┌──

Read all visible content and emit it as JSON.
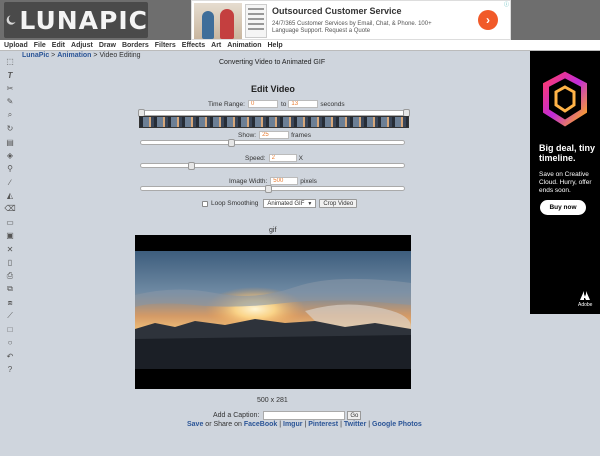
{
  "header": {
    "logo_text": "LUNAPIC"
  },
  "top_ad": {
    "title": "Outsourced Customer Service",
    "subtitle": "24/7/365 Customer Services by Email, Chat, & Phone. 100+ Language Support. Request a Quote"
  },
  "menu": [
    "Upload",
    "File",
    "Edit",
    "Adjust",
    "Draw",
    "Borders",
    "Filters",
    "Effects",
    "Art",
    "Animation",
    "Help"
  ],
  "breadcrumb": {
    "home": "LunaPic",
    "sep1": " > ",
    "section": "Animation",
    "sep2": " > ",
    "current": "Video Editing"
  },
  "page": {
    "subtitle": "Converting Video to Animated GIF",
    "title": "Edit Video"
  },
  "controls": {
    "time_range_label": "Time Range:",
    "time_from": "0",
    "time_to_label": "to",
    "time_to": "13",
    "time_unit": "seconds",
    "show_label": "Show:",
    "show_value": "25",
    "show_unit": "frames",
    "speed_label": "Speed:",
    "speed_value": "2",
    "speed_unit": "X",
    "width_label": "Image Width:",
    "width_value": "500",
    "width_unit": "pixels",
    "loop_label": "Loop Smoothing",
    "format_value": "Animated GIF",
    "crop_label": "Crop Video"
  },
  "sliders": {
    "show_level": 0.33,
    "speed_level": 0.18,
    "width_level": 0.47
  },
  "preview": {
    "label": "gif",
    "dimensions": "500 x 281"
  },
  "caption": {
    "label": "Add a Caption:",
    "go_label": "Go"
  },
  "share": {
    "save": "Save",
    "or_share": " or Share on ",
    "facebook": "FaceBook",
    "sep1": " | ",
    "imgur": "Imgur",
    "sep2": " | ",
    "pinterest": "Pinterest",
    "sep3": " | ",
    "twitter": "Twitter",
    "sep4": " | ",
    "google": "Google Photos"
  },
  "right_ad": {
    "title": "Big deal, tiny timeline.",
    "body": "Save on Creative Cloud. Hurry, offer ends soon.",
    "button": "Buy now",
    "brand": "Adobe"
  },
  "tools": [
    "select-icon",
    "text-icon",
    "scissors-icon",
    "pencil-icon",
    "zoom-icon",
    "rotate-icon",
    "layers-icon",
    "fill-icon",
    "eyedropper-icon",
    "brush-icon",
    "bucket-icon",
    "eraser-icon",
    "open-icon",
    "save-icon",
    "close-icon",
    "new-icon",
    "print-icon",
    "copy-icon",
    "paste-icon",
    "line-icon",
    "rectangle-icon",
    "circle-icon",
    "undo-icon",
    "help-icon"
  ]
}
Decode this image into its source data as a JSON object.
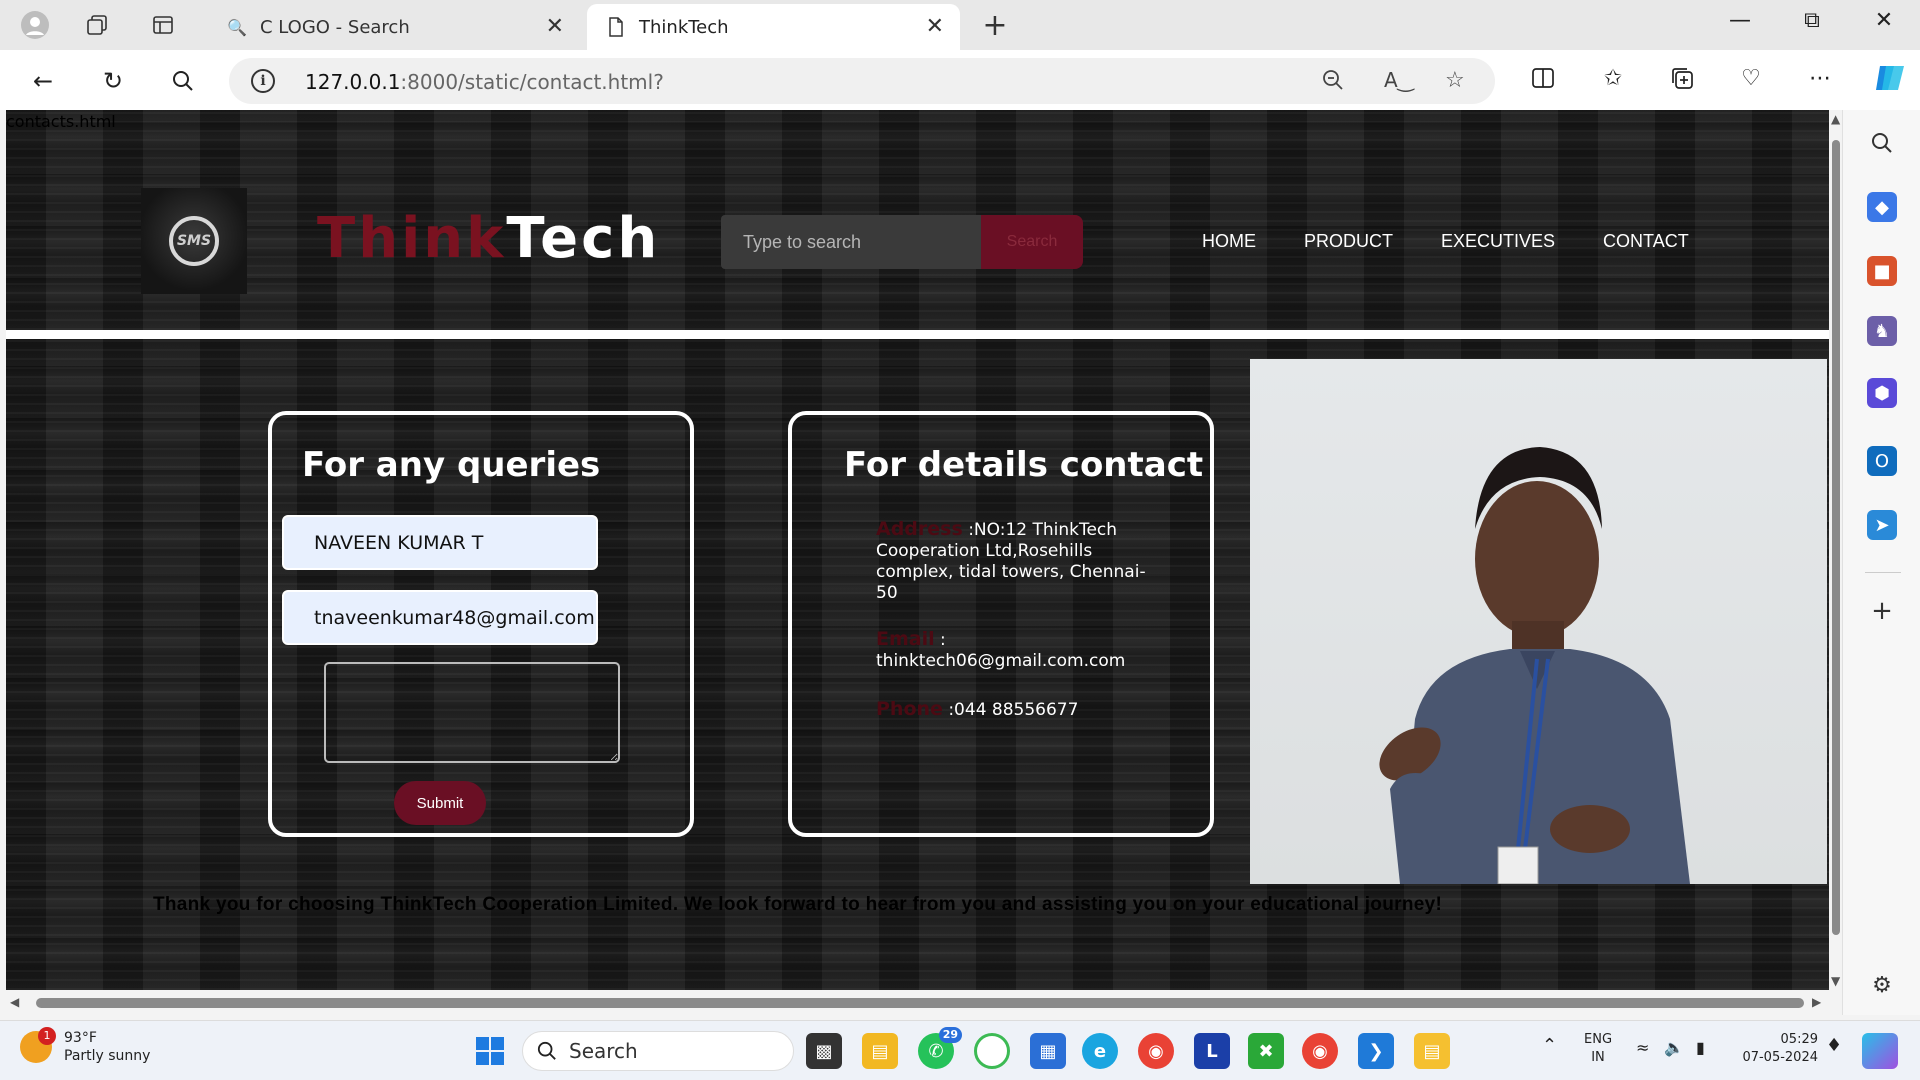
{
  "browser": {
    "tabs": [
      {
        "title": "C LOGO - Search",
        "active": false
      },
      {
        "title": "ThinkTech",
        "active": true
      }
    ],
    "url_host": "127.0.0.1",
    "url_path": ":8000/static/contact.html?"
  },
  "page": {
    "filename": "contacts.html",
    "brand_part1": "Think",
    "brand_part2": "Tech",
    "search_placeholder": "Type to search",
    "search_button": "Search",
    "nav": [
      "HOME",
      "PRODUCT",
      "EXECUTIVES",
      "CONTACT"
    ],
    "queries_card": {
      "title": "For any queries",
      "name_value": "NAVEEN KUMAR T",
      "email_value": "tnaveenkumar48@gmail.com",
      "message_value": "",
      "submit_label": "Submit"
    },
    "contact_card": {
      "title": "For details contact",
      "address_label": "Address",
      "address_value": ":NO:12 ThinkTech Cooperation Ltd,Rosehills complex, tidal towers, Chennai-50",
      "email_label": "Email",
      "email_value": ": thinktech06@gmail.com.com",
      "phone_label": "Phone",
      "phone_value": ":044 88556677"
    },
    "footer": "Thank you for choosing ThinkTech Cooperation Limited. We look forward to hear from you and assisting you on your educational journey!"
  },
  "taskbar": {
    "weather_temp": "93°F",
    "weather_desc": "Partly sunny",
    "weather_badge": "1",
    "search_label": "Search",
    "whatsapp_badge": "29",
    "lang_top": "ENG",
    "lang_bottom": "IN",
    "time": "05:29",
    "date": "07-05-2024"
  },
  "colors": {
    "brand_accent": "#7a1220",
    "button_maroon": "#6a0f24"
  }
}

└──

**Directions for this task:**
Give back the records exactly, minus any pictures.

**Result of the exercise:**
Read all visible content and emit it as JSON.
{
  "header": {
    "logo_text": "LUNAPIC"
  },
  "top_ad": {
    "title": "Outsourced Customer Service",
    "subtitle": "24/7/365 Customer Services by Email, Chat, & Phone. 100+ Language Support. Request a Quote"
  },
  "menu": [
    "Upload",
    "File",
    "Edit",
    "Adjust",
    "Draw",
    "Borders",
    "Filters",
    "Effects",
    "Art",
    "Animation",
    "Help"
  ],
  "breadcrumb": {
    "home": "LunaPic",
    "sep1": " > ",
    "section": "Animation",
    "sep2": " > ",
    "current": "Video Editing"
  },
  "page": {
    "subtitle": "Converting Video to Animated GIF",
    "title": "Edit Video"
  },
  "controls": {
    "time_range_label": "Time Range:",
    "time_from": "0",
    "time_to_label": "to",
    "time_to": "13",
    "time_unit": "seconds",
    "show_label": "Show:",
    "show_value": "25",
    "show_unit": "frames",
    "speed_label": "Speed:",
    "speed_value": "2",
    "speed_unit": "X",
    "width_label": "Image Width:",
    "width_value": "500",
    "width_unit": "pixels",
    "loop_label": "Loop Smoothing",
    "format_value": "Animated GIF",
    "crop_label": "Crop Video"
  },
  "sliders": {
    "show_level": 0.33,
    "speed_level": 0.18,
    "width_level": 0.47
  },
  "preview": {
    "label": "gif",
    "dimensions": "500 x 281"
  },
  "caption": {
    "label": "Add a Caption:",
    "go_label": "Go"
  },
  "share": {
    "save": "Save",
    "or_share": " or Share on ",
    "facebook": "FaceBook",
    "sep1": " | ",
    "imgur": "Imgur",
    "sep2": " | ",
    "pinterest": "Pinterest",
    "sep3": " | ",
    "twitter": "Twitter",
    "sep4": " | ",
    "google": "Google Photos"
  },
  "right_ad": {
    "title": "Big deal, tiny timeline.",
    "body": "Save on Creative Cloud. Hurry, offer ends soon.",
    "button": "Buy now",
    "brand": "Adobe"
  },
  "tools": [
    "select-icon",
    "text-icon",
    "scissors-icon",
    "pencil-icon",
    "zoom-icon",
    "rotate-icon",
    "layers-icon",
    "fill-icon",
    "eyedropper-icon",
    "brush-icon",
    "bucket-icon",
    "eraser-icon",
    "open-icon",
    "save-icon",
    "close-icon",
    "new-icon",
    "print-icon",
    "copy-icon",
    "paste-icon",
    "line-icon",
    "rectangle-icon",
    "circle-icon",
    "undo-icon",
    "help-icon"
  ]
}
Decode this image into its source data as a JSON object.
{
  "browser": {
    "tabs": [
      {
        "title": "C LOGO - Search",
        "active": false
      },
      {
        "title": "ThinkTech",
        "active": true
      }
    ],
    "url_host": "127.0.0.1",
    "url_path": ":8000/static/contact.html?"
  },
  "page": {
    "filename": "contacts.html",
    "brand_part1": "Think",
    "brand_part2": "Tech",
    "search_placeholder": "Type to search",
    "search_button": "Search",
    "nav": [
      "HOME",
      "PRODUCT",
      "EXECUTIVES",
      "CONTACT"
    ],
    "queries_card": {
      "title": "For any queries",
      "name_value": "NAVEEN KUMAR T",
      "email_value": "tnaveenkumar48@gmail.com",
      "message_value": "",
      "submit_label": "Submit"
    },
    "contact_card": {
      "title": "For details contact",
      "address_label": "Address",
      "address_value": ":NO:12 ThinkTech Cooperation Ltd,Rosehills complex, tidal towers, Chennai-50",
      "email_label": "Email",
      "email_value": ": thinktech06@gmail.com.com",
      "phone_label": "Phone",
      "phone_value": ":044 88556677"
    },
    "footer": "Thank you for choosing ThinkTech Cooperation Limited. We look forward to hear from you and assisting you on your educational journey!"
  },
  "taskbar": {
    "weather_temp": "93°F",
    "weather_desc": "Partly sunny",
    "weather_badge": "1",
    "search_label": "Search",
    "whatsapp_badge": "29",
    "lang_top": "ENG",
    "lang_bottom": "IN",
    "time": "05:29",
    "date": "07-05-2024"
  },
  "colors": {
    "brand_accent": "#7a1220",
    "button_maroon": "#6a0f24"
  }
}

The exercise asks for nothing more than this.